Supportive: delivered in a non-threatening and encouraging manner. Direct: the focus of the feedback is clearly stated. Sensitive: delivered with sensitivity to the needs of the other person. Considerate: feedback is intended to not insult or demean. Descriptive: focuses on behavior that can be changed, rather than personality. Specific: feedback is focused on specific behaviors or events. Healthy timing: given as close to the prompting event as possible and at an opportune time. Thoughtful: well considered rather than impulsive. Helpful: feedback is intended to be of value to the other person.
The Importance of Feedback
Feedback is a must for people who want to have honest relationships. A powerful and important means for communication, giving feedback connects us, and our behavior, to the world around us.

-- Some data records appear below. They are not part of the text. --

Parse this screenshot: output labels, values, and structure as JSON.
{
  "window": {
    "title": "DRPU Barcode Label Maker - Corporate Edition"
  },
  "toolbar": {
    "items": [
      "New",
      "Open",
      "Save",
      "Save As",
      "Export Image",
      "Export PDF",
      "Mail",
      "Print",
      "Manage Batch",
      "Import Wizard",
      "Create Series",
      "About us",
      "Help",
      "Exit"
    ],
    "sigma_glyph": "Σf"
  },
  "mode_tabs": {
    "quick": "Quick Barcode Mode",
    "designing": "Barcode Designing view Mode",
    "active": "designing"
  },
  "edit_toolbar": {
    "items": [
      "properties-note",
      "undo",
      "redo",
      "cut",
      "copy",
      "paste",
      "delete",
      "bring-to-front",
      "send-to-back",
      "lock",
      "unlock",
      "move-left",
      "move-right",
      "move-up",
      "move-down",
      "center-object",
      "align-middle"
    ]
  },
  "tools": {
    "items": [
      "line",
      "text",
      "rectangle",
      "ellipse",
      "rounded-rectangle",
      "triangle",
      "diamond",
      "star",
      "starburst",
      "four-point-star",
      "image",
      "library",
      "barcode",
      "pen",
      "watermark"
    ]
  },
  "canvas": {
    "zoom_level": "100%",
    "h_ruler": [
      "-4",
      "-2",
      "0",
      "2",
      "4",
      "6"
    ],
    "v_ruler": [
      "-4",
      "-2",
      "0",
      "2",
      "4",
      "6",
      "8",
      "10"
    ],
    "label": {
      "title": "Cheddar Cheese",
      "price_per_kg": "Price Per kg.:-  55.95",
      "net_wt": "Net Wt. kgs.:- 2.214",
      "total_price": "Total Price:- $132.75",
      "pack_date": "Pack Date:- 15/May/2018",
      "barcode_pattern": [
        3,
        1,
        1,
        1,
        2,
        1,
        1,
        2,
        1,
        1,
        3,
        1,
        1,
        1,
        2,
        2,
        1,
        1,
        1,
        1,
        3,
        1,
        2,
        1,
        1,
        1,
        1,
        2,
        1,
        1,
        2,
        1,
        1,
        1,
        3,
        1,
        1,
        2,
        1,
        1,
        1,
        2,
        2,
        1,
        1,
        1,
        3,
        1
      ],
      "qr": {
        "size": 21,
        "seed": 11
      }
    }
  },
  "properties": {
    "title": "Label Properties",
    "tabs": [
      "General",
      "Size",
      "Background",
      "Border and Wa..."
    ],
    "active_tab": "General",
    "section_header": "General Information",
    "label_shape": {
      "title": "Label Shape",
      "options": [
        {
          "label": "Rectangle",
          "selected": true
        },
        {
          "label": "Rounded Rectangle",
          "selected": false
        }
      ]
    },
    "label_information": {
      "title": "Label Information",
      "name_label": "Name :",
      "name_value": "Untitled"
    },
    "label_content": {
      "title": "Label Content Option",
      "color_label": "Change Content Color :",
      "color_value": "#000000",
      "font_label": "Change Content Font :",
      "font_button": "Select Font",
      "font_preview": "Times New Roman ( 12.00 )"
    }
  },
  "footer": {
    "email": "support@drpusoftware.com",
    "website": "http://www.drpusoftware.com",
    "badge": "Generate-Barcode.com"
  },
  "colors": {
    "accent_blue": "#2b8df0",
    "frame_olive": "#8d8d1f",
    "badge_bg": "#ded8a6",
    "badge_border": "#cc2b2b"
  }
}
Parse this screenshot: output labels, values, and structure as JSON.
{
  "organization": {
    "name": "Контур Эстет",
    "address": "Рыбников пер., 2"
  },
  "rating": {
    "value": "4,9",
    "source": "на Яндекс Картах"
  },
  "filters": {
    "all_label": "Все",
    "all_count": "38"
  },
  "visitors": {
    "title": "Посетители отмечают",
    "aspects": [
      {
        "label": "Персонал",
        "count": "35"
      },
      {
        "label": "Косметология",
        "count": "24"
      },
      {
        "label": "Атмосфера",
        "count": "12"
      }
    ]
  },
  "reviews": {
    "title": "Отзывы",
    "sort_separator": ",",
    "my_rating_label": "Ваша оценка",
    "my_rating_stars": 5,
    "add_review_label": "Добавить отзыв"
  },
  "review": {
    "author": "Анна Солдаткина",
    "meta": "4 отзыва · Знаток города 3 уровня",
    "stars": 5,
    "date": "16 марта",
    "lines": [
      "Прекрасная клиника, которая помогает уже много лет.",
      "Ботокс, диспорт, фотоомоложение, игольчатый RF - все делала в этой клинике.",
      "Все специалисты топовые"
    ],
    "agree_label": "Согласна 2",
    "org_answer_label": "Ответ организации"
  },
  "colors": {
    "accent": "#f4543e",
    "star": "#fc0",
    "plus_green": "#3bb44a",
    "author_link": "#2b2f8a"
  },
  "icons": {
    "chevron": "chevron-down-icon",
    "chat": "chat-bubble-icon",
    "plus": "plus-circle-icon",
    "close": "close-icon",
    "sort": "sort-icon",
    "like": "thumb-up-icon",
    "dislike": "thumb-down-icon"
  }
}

Communication and the Digital Age: There are now multiple means of causing communication barriers between people; texting, Facebook-ing, Twittering, instant messaging, voice mail and email to name a few. Stephen Covey’s Time Management program preaches for us to be the master of technology versus letting technology being our master. I recently attended a baseball game and when I looked around the stadium, I saw a sea of people looking at their cell phones. They were texting, taking pictures, uploading them to Facebook, talking – it was a new age of mass media blitz. I frequently get instant messages from clients and potential clients asking me in-depth life changing questions and expecting a simple answer in return. It’s hard to be an effective communicator in the digital age unless we learn how to use these means in a persuasive and appropriate manner. A client of mine has an employee who constantly fires off scathing emails. My client gets constant complaints about the employee who is perceived as being combative and abrasive. I advised her to sit down with the employee, show her examples of the inappropriate emails, advise her to a 24-hour “cool down” period, then initially reviewing the emails with someone they can trust before hitting the send key. A month later the client reported that 9 out of 10 emails were scrapped before sending. The employee then learned the skill of not reacting via email to other communication that was angering her. It is especially important in this economic climate where we’re doing much more with much less and tensions are high.
Ask yourself the following questions:

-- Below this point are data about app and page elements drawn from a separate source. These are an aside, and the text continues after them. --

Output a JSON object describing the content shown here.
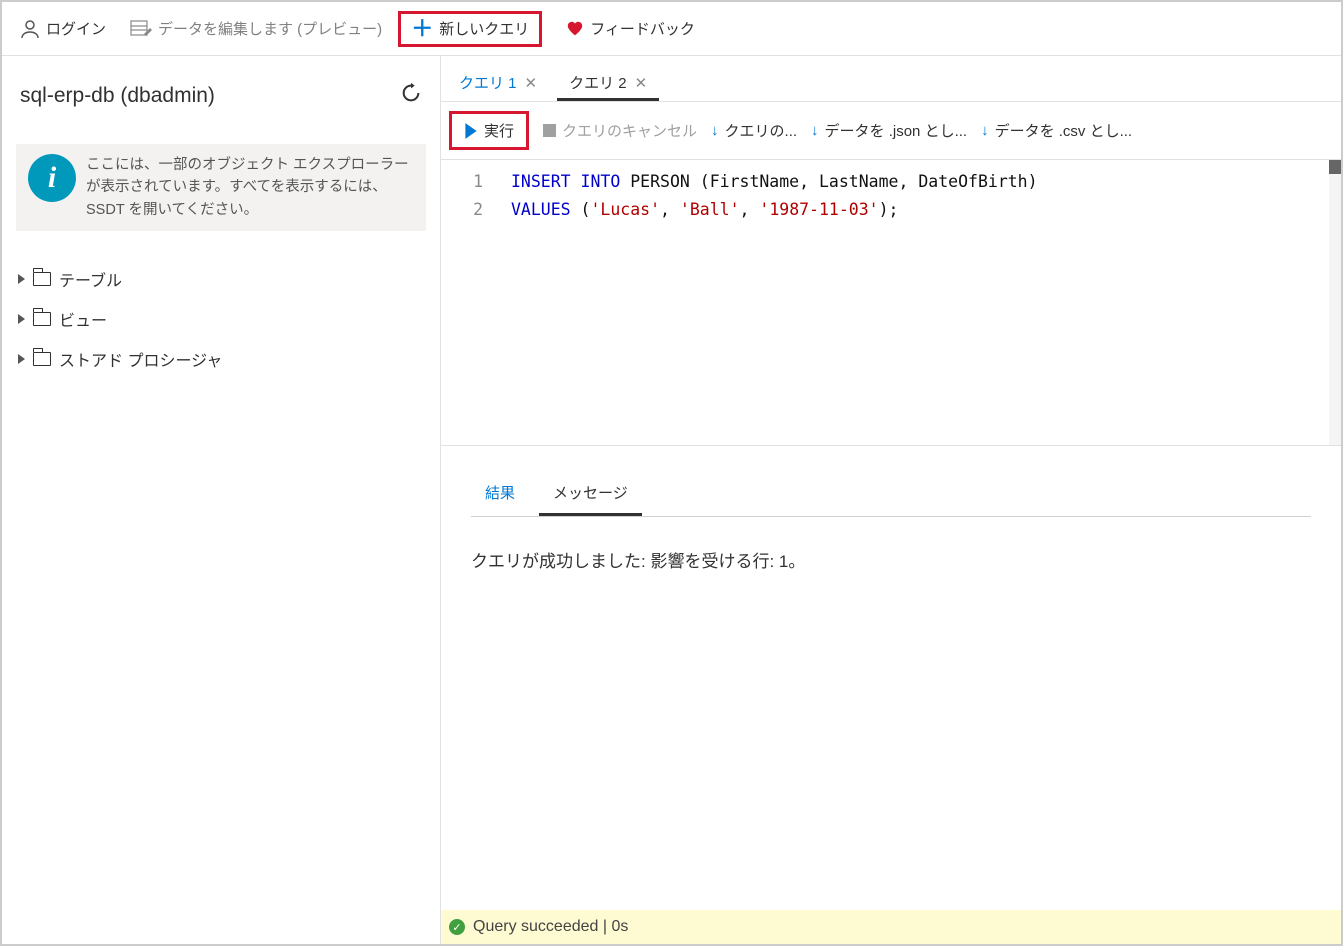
{
  "topbar": {
    "login": "ログイン",
    "edit_data": "データを編集します (プレビュー)",
    "new_query": "新しいクエリ",
    "feedback": "フィードバック"
  },
  "sidebar": {
    "title": "sql-erp-db (dbadmin)",
    "info": "ここには、一部のオブジェクト エクスプローラーが表示されています。すべてを表示するには、SSDT を開いてください。",
    "tree": {
      "tables": "テーブル",
      "views": "ビュー",
      "procs": "ストアド プロシージャ"
    }
  },
  "tabs": {
    "q1": "クエリ 1",
    "q2": "クエリ 2"
  },
  "toolbar": {
    "run": "実行",
    "cancel": "クエリのキャンセル",
    "query_as": "クエリの...",
    "json": "データを .json とし...",
    "csv": "データを .csv とし..."
  },
  "editor": {
    "ln1": "1",
    "ln2": "2",
    "line1": {
      "a": "INSERT INTO",
      "b": " PERSON ",
      "c": "(",
      "d": "FirstName",
      "e": ", ",
      "f": "LastName",
      "g": ", ",
      "h": "DateOfBirth",
      "i": ")"
    },
    "line2": {
      "a": "VALUES",
      "b": " (",
      "c": "'Lucas'",
      "d": ", ",
      "e": "'Ball'",
      "f": ", ",
      "g": "'1987-11-03'",
      "h": ");"
    }
  },
  "lower": {
    "tab_results": "結果",
    "tab_messages": "メッセージ",
    "message": "クエリが成功しました: 影響を受ける行: 1。"
  },
  "status": {
    "text": "Query succeeded | 0s"
  }
}
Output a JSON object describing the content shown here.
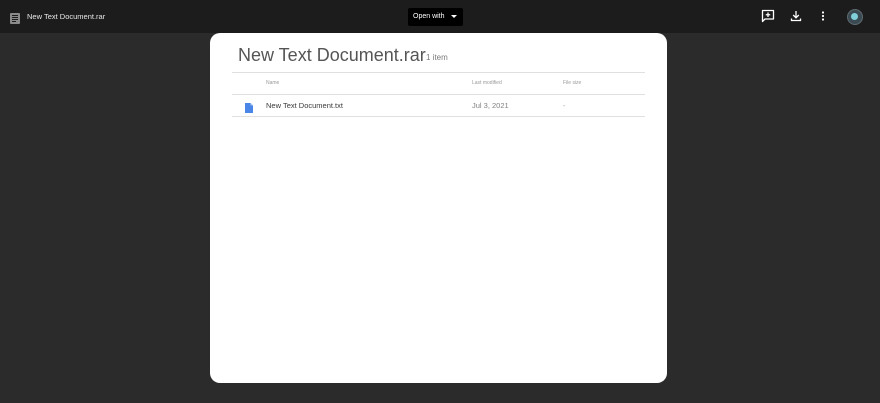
{
  "topbar": {
    "file_title": "New Text Document.rar",
    "open_with_label": "Open with",
    "icons": [
      "file-icon",
      "add-comment-icon",
      "download-icon",
      "more-vert-icon",
      "avatar"
    ]
  },
  "archive": {
    "title": "New Text Document.rar",
    "item_count": "1 item",
    "columns": {
      "name": "Name",
      "last_modified": "Last modified",
      "file_size": "File size"
    },
    "rows": [
      {
        "icon": "document-icon",
        "name": "New Text Document.txt",
        "last_modified": "Jul 3, 2021",
        "file_size": "-"
      }
    ]
  },
  "colors": {
    "background": "#2b2b2b",
    "topbar": "#1c1c1c",
    "panel": "#ffffff",
    "doc_icon": "#4a86e8"
  }
}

How would your professional and personal life change if you could successfully master these basic skills? Can you afford not to make the investment to improve your communication? You will be amazed at the startling turn your life will take once you learn how to communicate effectively and successfully. Did you know that the most important asset to a company or to a client is a person who communicates effectively, someone who has the ability to influence and persuade others? Are you communicating successfully and effectively to influence others or are you just talking?
i. 2007, Stoney deGeyter; Pole Position Marketing. ii. 2009, Phil Rich, Ed.D., MSW, DCSW; Self-Help Magazine.